An acidic peptide, preferentially chemotactic for eosinophils, was extracted from livers of mice infected with Schistosoma mansoni. Sephadex G-25 column chromatography showed that the majority of the eosinophil chemotactic activity was detected in the fractions just after elution of the molecular marker vitamin B12 (m.w. 1355.4). This activity began to appear in the livers of some mice 5 weeks after infection. Peak activity was detected at 8 to 12 weeks after infection and persisted at least until 16 weeks. It was sensitive to carboxypeptidase-A. By Dowex-1 anion exchange chromatography, the activity eluted as a narrow peak at pH 3.1 to 2.6 as shown for eosinophil chemotactic factor of anaphylaxis (ECF-A). The activity was also detected in a broad peak at pH 6.3 to 3.7. Unlike ECF-A, the activity was stable to boiling in both acid and alkali. These findings suggest that granulomatous liver of murine schistosomiasis-derived eosinophil chemotactic factor (ECF-G) may play a specific role in eosinophil accumulation in this chronic inflammation.
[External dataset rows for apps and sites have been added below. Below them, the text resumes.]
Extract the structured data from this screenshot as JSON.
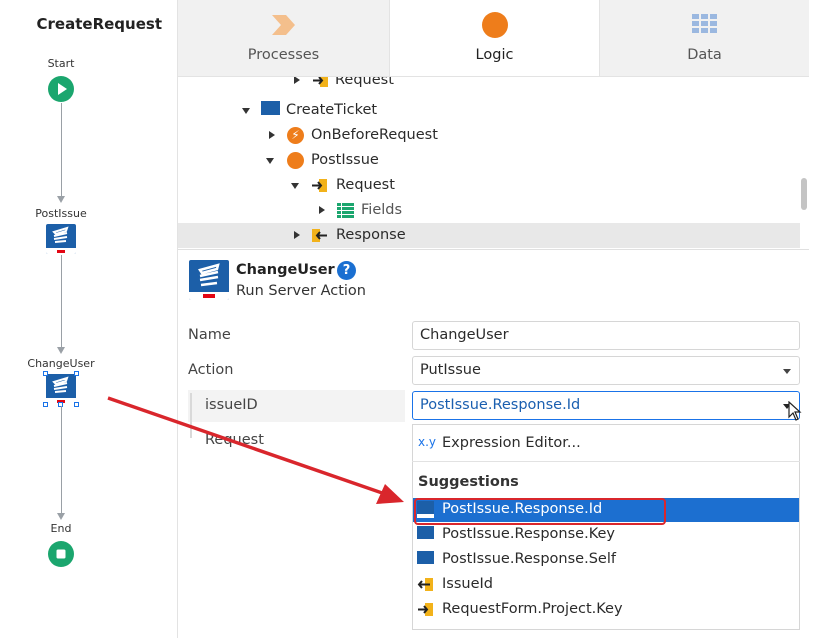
{
  "flow": {
    "title": "CreateRequest",
    "nodes": {
      "start": "Start",
      "post_issue": "PostIssue",
      "change_user": "ChangeUser",
      "end": "End"
    }
  },
  "tabs": [
    {
      "label": "Processes",
      "icon": "chevron-process-icon",
      "active": false
    },
    {
      "label": "Logic",
      "icon": "orange-circle-icon",
      "active": true
    },
    {
      "label": "Data",
      "icon": "table-grid-icon",
      "active": false
    }
  ],
  "tree": {
    "items": [
      {
        "label": "Request"
      },
      {
        "label": "CreateTicket"
      },
      {
        "label": "OnBeforeRequest"
      },
      {
        "label": "PostIssue"
      },
      {
        "label": "Request"
      },
      {
        "label": "Fields"
      },
      {
        "label": "Response"
      }
    ]
  },
  "properties": {
    "title": "ChangeUser",
    "help": "?",
    "subtitle": "Run Server Action",
    "rows": {
      "name_label": "Name",
      "name_value": "ChangeUser",
      "action_label": "Action",
      "action_value": "PutIssue",
      "param_label": "issueID",
      "param_value": "PostIssue.Response.Id",
      "request_label": "Request"
    }
  },
  "dropdown": {
    "expr_icon": "x.y",
    "expr_label": "Expression Editor...",
    "suggestions_header": "Suggestions",
    "items": [
      {
        "label": "PostIssue.Response.Id",
        "highlighted": true
      },
      {
        "label": "PostIssue.Response.Key"
      },
      {
        "label": "PostIssue.Response.Self"
      },
      {
        "label": "IssueId"
      },
      {
        "label": "RequestForm.Project.Key"
      }
    ]
  },
  "colors": {
    "flow_green": "#1ba66e",
    "action_blue": "#1c5fa8",
    "logic_orange": "#ee7d1b",
    "selection_blue": "#1c6fd0",
    "annotation_red": "#d9262c"
  }
}
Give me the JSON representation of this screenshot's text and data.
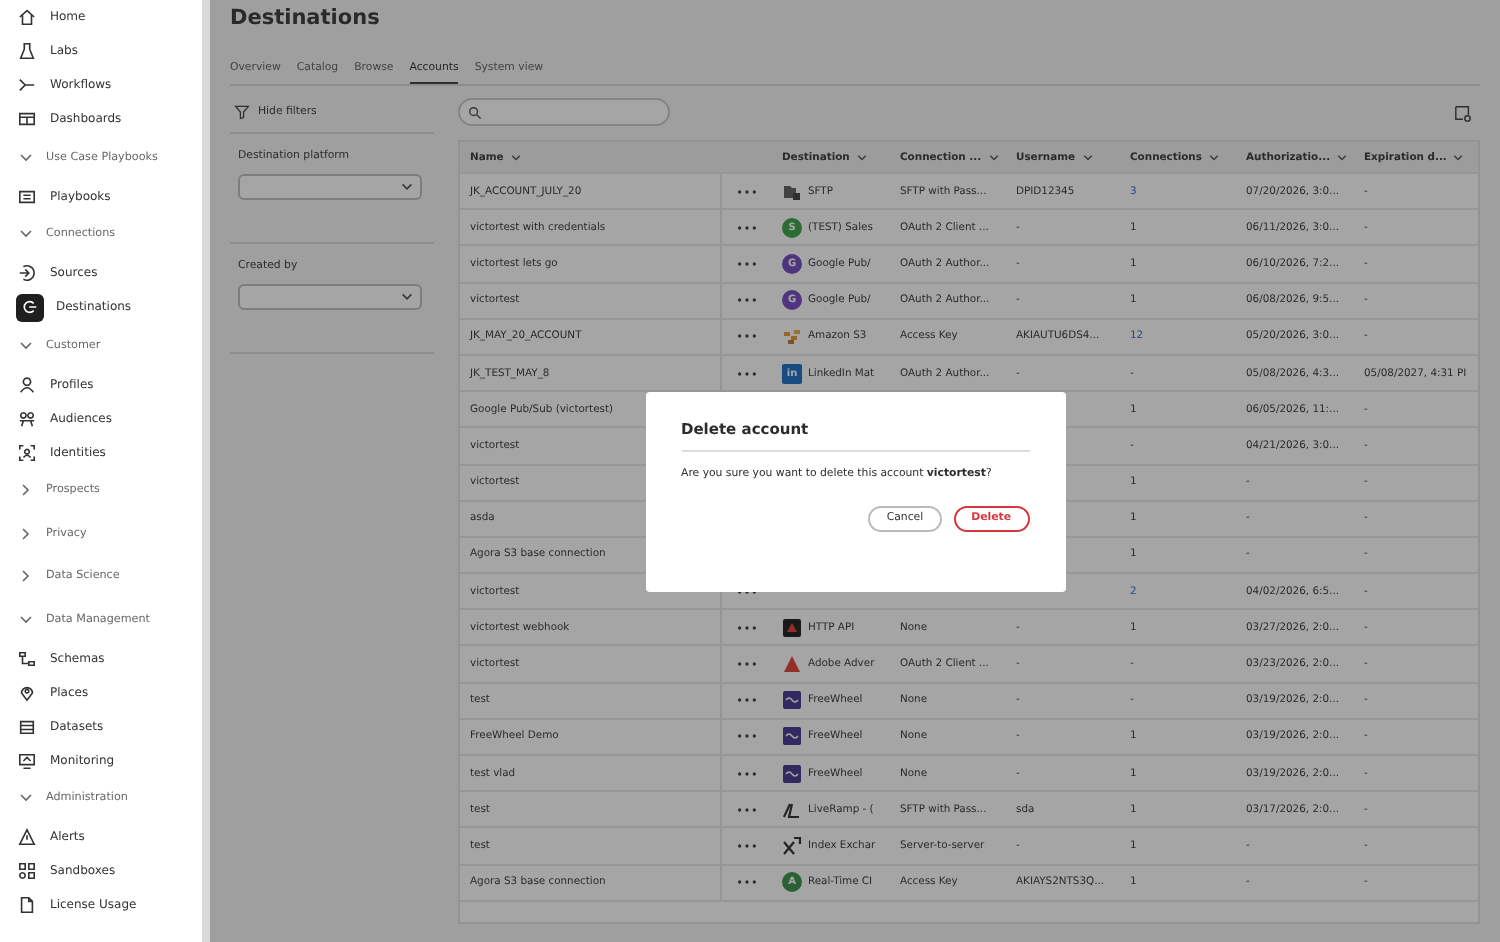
{
  "sidebar": {
    "items": [
      {
        "kind": "item",
        "label": "Home",
        "selected": false
      },
      {
        "kind": "item",
        "label": "Labs",
        "selected": false
      },
      {
        "kind": "item",
        "label": "Workflows",
        "selected": false
      },
      {
        "kind": "item",
        "label": "Dashboards",
        "selected": false
      },
      {
        "kind": "section",
        "label": "Use Case Playbooks",
        "expanded": true
      },
      {
        "kind": "item",
        "label": "Playbooks",
        "selected": false
      },
      {
        "kind": "section",
        "label": "Connections",
        "expanded": true
      },
      {
        "kind": "item",
        "label": "Sources",
        "selected": false
      },
      {
        "kind": "item",
        "label": "Destinations",
        "selected": true
      },
      {
        "kind": "section",
        "label": "Customer",
        "expanded": true
      },
      {
        "kind": "item",
        "label": "Profiles",
        "selected": false
      },
      {
        "kind": "item",
        "label": "Audiences",
        "selected": false
      },
      {
        "kind": "item",
        "label": "Identities",
        "selected": false
      },
      {
        "kind": "section",
        "label": "Prospects",
        "expanded": false
      },
      {
        "kind": "section",
        "label": "Privacy",
        "expanded": false
      },
      {
        "kind": "section",
        "label": "Data Science",
        "expanded": false
      },
      {
        "kind": "section",
        "label": "Data Management",
        "expanded": true
      },
      {
        "kind": "item",
        "label": "Schemas",
        "selected": false
      },
      {
        "kind": "item",
        "label": "Places",
        "selected": false
      },
      {
        "kind": "item",
        "label": "Datasets",
        "selected": false
      },
      {
        "kind": "item",
        "label": "Monitoring",
        "selected": false
      },
      {
        "kind": "section",
        "label": "Administration",
        "expanded": true
      },
      {
        "kind": "item",
        "label": "Alerts",
        "selected": false
      },
      {
        "kind": "item",
        "label": "Sandboxes",
        "selected": false
      },
      {
        "kind": "item",
        "label": "License Usage",
        "selected": false
      }
    ]
  },
  "page": {
    "title": "Destinations",
    "tabs": [
      {
        "label": "Overview",
        "selected": false
      },
      {
        "label": "Catalog",
        "selected": false
      },
      {
        "label": "Browse",
        "selected": false
      },
      {
        "label": "Accounts",
        "selected": true
      },
      {
        "label": "System view",
        "selected": false
      }
    ]
  },
  "filters": {
    "toggle": "Hide filters",
    "groups": [
      {
        "label": "Destination platform"
      },
      {
        "label": "Created by"
      }
    ]
  },
  "table": {
    "columns": [
      "Name",
      "Destination",
      "Connection ...",
      "Username",
      "Connections",
      "Authorizatio...",
      "Expiration d..."
    ],
    "rows": [
      {
        "name": "JK_ACCOUNT_JULY_20",
        "kind": "sftp",
        "destination": "SFTP",
        "connection": "SFTP with Pass...",
        "username": "DPID12345",
        "connections": "3",
        "linked": true,
        "authorization": "07/20/2026, 3:0...",
        "expiration": "-"
      },
      {
        "name": "victortest with credentials",
        "kind": "salesforce",
        "badge": "S",
        "destination": "(TEST) Sales",
        "connection": "OAuth 2 Client ...",
        "username": "-",
        "connections": "1",
        "linked": false,
        "authorization": "06/11/2026, 3:0...",
        "expiration": "-"
      },
      {
        "name": "victortest lets go",
        "kind": "google",
        "badge": "G",
        "destination": "Google Pub/",
        "connection": "OAuth 2 Author...",
        "username": "-",
        "connections": "1",
        "linked": false,
        "authorization": "06/10/2026, 7:2...",
        "expiration": "-"
      },
      {
        "name": "victortest",
        "kind": "google",
        "badge": "G",
        "destination": "Google Pub/",
        "connection": "OAuth 2 Author...",
        "username": "-",
        "connections": "1",
        "linked": false,
        "authorization": "06/08/2026, 9:5...",
        "expiration": "-"
      },
      {
        "name": "JK_MAY_20_ACCOUNT",
        "kind": "amazon",
        "destination": "Amazon S3",
        "connection": "Access Key",
        "username": "AKIAUTU6DS4...",
        "connections": "12",
        "linked": true,
        "authorization": "05/20/2026, 3:0...",
        "expiration": "-"
      },
      {
        "name": "JK_TEST_MAY_8",
        "kind": "linkedin",
        "badge": "in",
        "destination": "LinkedIn Mat",
        "connection": "OAuth 2 Author...",
        "username": "-",
        "connections": "-",
        "linked": false,
        "authorization": "05/08/2026, 4:3...",
        "expiration": "05/08/2027, 4:31 PI"
      },
      {
        "name": "Google Pub/Sub (victortest)",
        "connections": "1",
        "linked": false,
        "authorization": "06/05/2026, 11:...",
        "expiration": "-"
      },
      {
        "name": "victortest",
        "connections": "-",
        "linked": false,
        "authorization": "04/21/2026, 3:0...",
        "expiration": "-"
      },
      {
        "name": "victortest",
        "connections": "1",
        "linked": false,
        "authorization": "-",
        "expiration": "-"
      },
      {
        "name": "asda",
        "connections": "1",
        "linked": false,
        "authorization": "-",
        "expiration": "-"
      },
      {
        "name": "Agora S3 base connection",
        "connections": "1",
        "linked": false,
        "authorization": "-",
        "expiration": "-"
      },
      {
        "name": "victortest",
        "connections": "2",
        "linked": true,
        "authorization": "04/02/2026, 6:5...",
        "expiration": "-"
      },
      {
        "name": "victortest webhook",
        "kind": "http",
        "destination": "HTTP API",
        "connection": "None",
        "username": "-",
        "connections": "1",
        "linked": false,
        "authorization": "03/27/2026, 2:0...",
        "expiration": "-"
      },
      {
        "name": "victortest",
        "kind": "adobe",
        "destination": "Adobe Adver",
        "connection": "OAuth 2 Client ...",
        "username": "-",
        "connections": "-",
        "linked": false,
        "authorization": "03/23/2026, 2:0...",
        "expiration": "-"
      },
      {
        "name": "test",
        "kind": "freewheel",
        "destination": "FreeWheel",
        "connection": "None",
        "username": "-",
        "connections": "-",
        "linked": false,
        "authorization": "03/19/2026, 2:0...",
        "expiration": "-"
      },
      {
        "name": "FreeWheel Demo",
        "kind": "freewheel",
        "destination": "FreeWheel",
        "connection": "None",
        "username": "-",
        "connections": "1",
        "linked": false,
        "authorization": "03/19/2026, 2:0...",
        "expiration": "-"
      },
      {
        "name": "test vlad",
        "kind": "freewheel",
        "destination": "FreeWheel",
        "connection": "None",
        "username": "-",
        "connections": "1",
        "linked": false,
        "authorization": "03/19/2026, 2:0...",
        "expiration": "-"
      },
      {
        "name": "test",
        "kind": "liveramp",
        "destination": "LiveRamp - (",
        "connection": "SFTP with Pass...",
        "username": "sda",
        "connections": "1",
        "linked": false,
        "authorization": "03/17/2026, 2:0...",
        "expiration": "-"
      },
      {
        "name": "test",
        "kind": "index",
        "destination": "Index Exchar",
        "connection": "Server-to-server",
        "username": "-",
        "connections": "1",
        "linked": false,
        "authorization": "-",
        "expiration": "-"
      },
      {
        "name": "Agora S3 base connection",
        "kind": "realtime",
        "badge": "A",
        "destination": "Real-Time CI",
        "connection": "Access Key",
        "username": "AKIAYS2NTS3Q...",
        "connections": "1",
        "linked": false,
        "authorization": "-",
        "expiration": "-"
      }
    ]
  },
  "dialog": {
    "title": "Delete account",
    "message": "Are you sure you want to delete this account **victortest**?",
    "buttons": [
      {
        "label": "Cancel",
        "kind": "secondary"
      },
      {
        "label": "Delete",
        "kind": "destructive"
      }
    ]
  }
}
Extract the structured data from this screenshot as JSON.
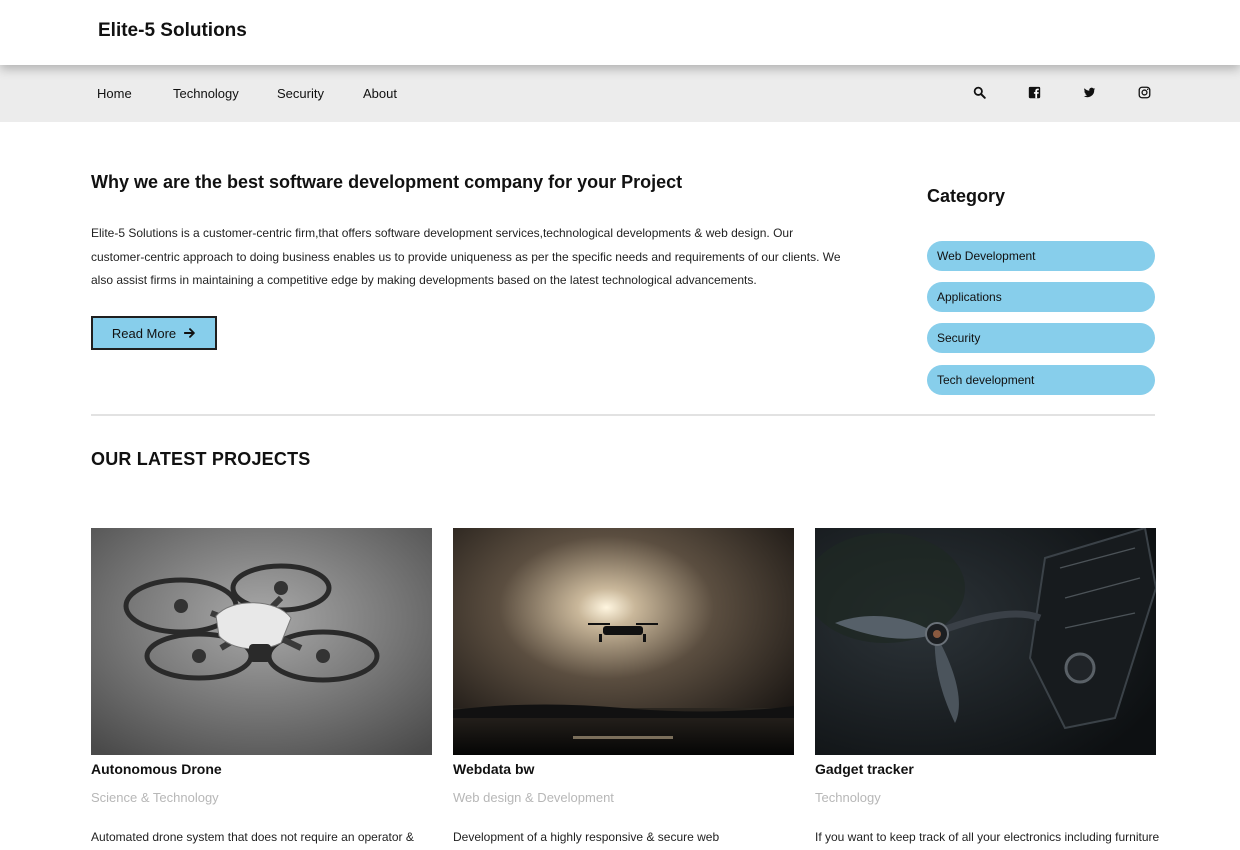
{
  "header": {
    "brand": "Elite-5 Solutions"
  },
  "nav": {
    "items": [
      "Home",
      "Technology",
      "Security",
      "About"
    ],
    "icons": [
      "search-icon",
      "facebook-icon",
      "twitter-icon",
      "instagram-icon"
    ]
  },
  "hero": {
    "title": "Why we are the best software development company for your Project",
    "text": "Elite-5 Solutions is a customer-centric firm,that offers software development services,technological developments & web design. Our customer-centric approach to doing business enables us to provide uniqueness as per the specific needs and requirements of our clients. We also assist firms in maintaining a competitive edge by making developments based on the latest technological advancements.",
    "read_more": "Read More"
  },
  "category": {
    "title": "Category",
    "items": [
      "Web Development",
      "Applications",
      "Security",
      "Tech development"
    ]
  },
  "projects": {
    "title": "OUR LATEST PROJECTS",
    "cards": [
      {
        "title": "Autonomous Drone",
        "subtitle": "Science & Technology",
        "desc": "Automated drone system that does not require an operator &"
      },
      {
        "title": "Webdata bw",
        "subtitle": "Web design & Development",
        "desc": "Development of a highly responsive & secure web"
      },
      {
        "title": "Gadget tracker",
        "subtitle": "Technology",
        "desc": "If you want to keep track of all your electronics including furniture"
      }
    ]
  },
  "colors": {
    "accent": "#87ceeb",
    "nav_bg": "#ececec",
    "muted": "#b7b7b7"
  }
}
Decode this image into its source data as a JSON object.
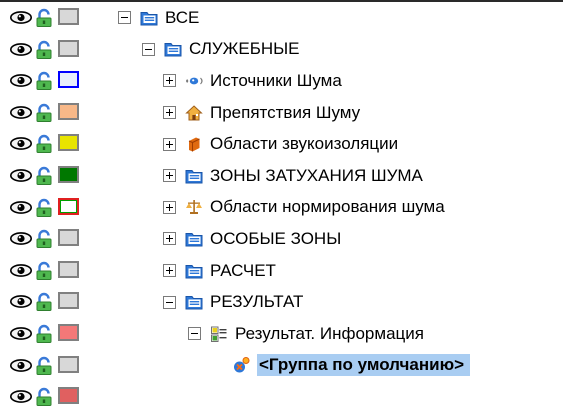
{
  "tree": {
    "rows": [
      {
        "label": "ВСЕ",
        "expander": "minus",
        "icon": "folder-icon",
        "swatch": {
          "fill": "#d8d8d8",
          "border": "#808080"
        }
      },
      {
        "label": "СЛУЖЕБНЫЕ",
        "expander": "minus",
        "icon": "folder-icon",
        "swatch": {
          "fill": "#d8d8d8",
          "border": "#808080"
        }
      },
      {
        "label": "Источники Шума",
        "expander": "plus",
        "icon": "noise-source-icon",
        "swatch": {
          "fill": "#e8eefc",
          "border": "#0000ff"
        }
      },
      {
        "label": "Препятствия Шуму",
        "expander": "plus",
        "icon": "house-icon",
        "swatch": {
          "fill": "#f8b888",
          "border": "#808080"
        }
      },
      {
        "label": "Области звукоизоляции",
        "expander": "plus",
        "icon": "soundproofing-icon",
        "swatch": {
          "fill": "#e8e400",
          "border": "#808080"
        }
      },
      {
        "label": "ЗОНЫ ЗАТУХАНИЯ ШУМА",
        "expander": "plus",
        "icon": "folder-icon",
        "swatch": {
          "fill": "#007800",
          "border": "#808080"
        }
      },
      {
        "label": "Области нормирования шума",
        "expander": "plus",
        "icon": "scales-icon",
        "swatch": {
          "fill": "#ffffff",
          "border": "#e02020",
          "inner": "#00a000"
        }
      },
      {
        "label": "ОСОБЫЕ ЗОНЫ",
        "expander": "plus",
        "icon": "folder-icon",
        "swatch": {
          "fill": "#d8d8d8",
          "border": "#808080"
        }
      },
      {
        "label": "РАСЧЕТ",
        "expander": "plus",
        "icon": "folder-icon",
        "swatch": {
          "fill": "#d8d8d8",
          "border": "#808080"
        }
      },
      {
        "label": "РЕЗУЛЬТАТ",
        "expander": "minus",
        "icon": "folder-icon",
        "swatch": {
          "fill": "#d8d8d8",
          "border": "#808080"
        }
      },
      {
        "label": "Результат. Информация",
        "expander": "minus",
        "icon": "result-info-icon",
        "swatch": {
          "fill": "#f47878",
          "border": "#808080"
        }
      },
      {
        "label": "<Группа по умолчанию>",
        "expander": "none",
        "icon": "default-group-icon",
        "swatch": {
          "fill": "#d8d8d8",
          "border": "#808080"
        },
        "selected": true
      },
      {
        "label": "",
        "expander": "none",
        "icon": "",
        "swatch": {
          "fill": "#e06060",
          "border": "#808080"
        },
        "partial": true
      }
    ]
  },
  "colors": {
    "selection": "#a9cdf2",
    "folder": "#2e78d8",
    "tree_line": "#7a7a7a"
  }
}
This work was supported in part by Department of Health, Education and Welfare, Public Health Service, Grant AM 07938, National Institutes of Health Grant AM 07175, and Biomedical Research Support Grant (Dr. Fukuyama) RRO5355.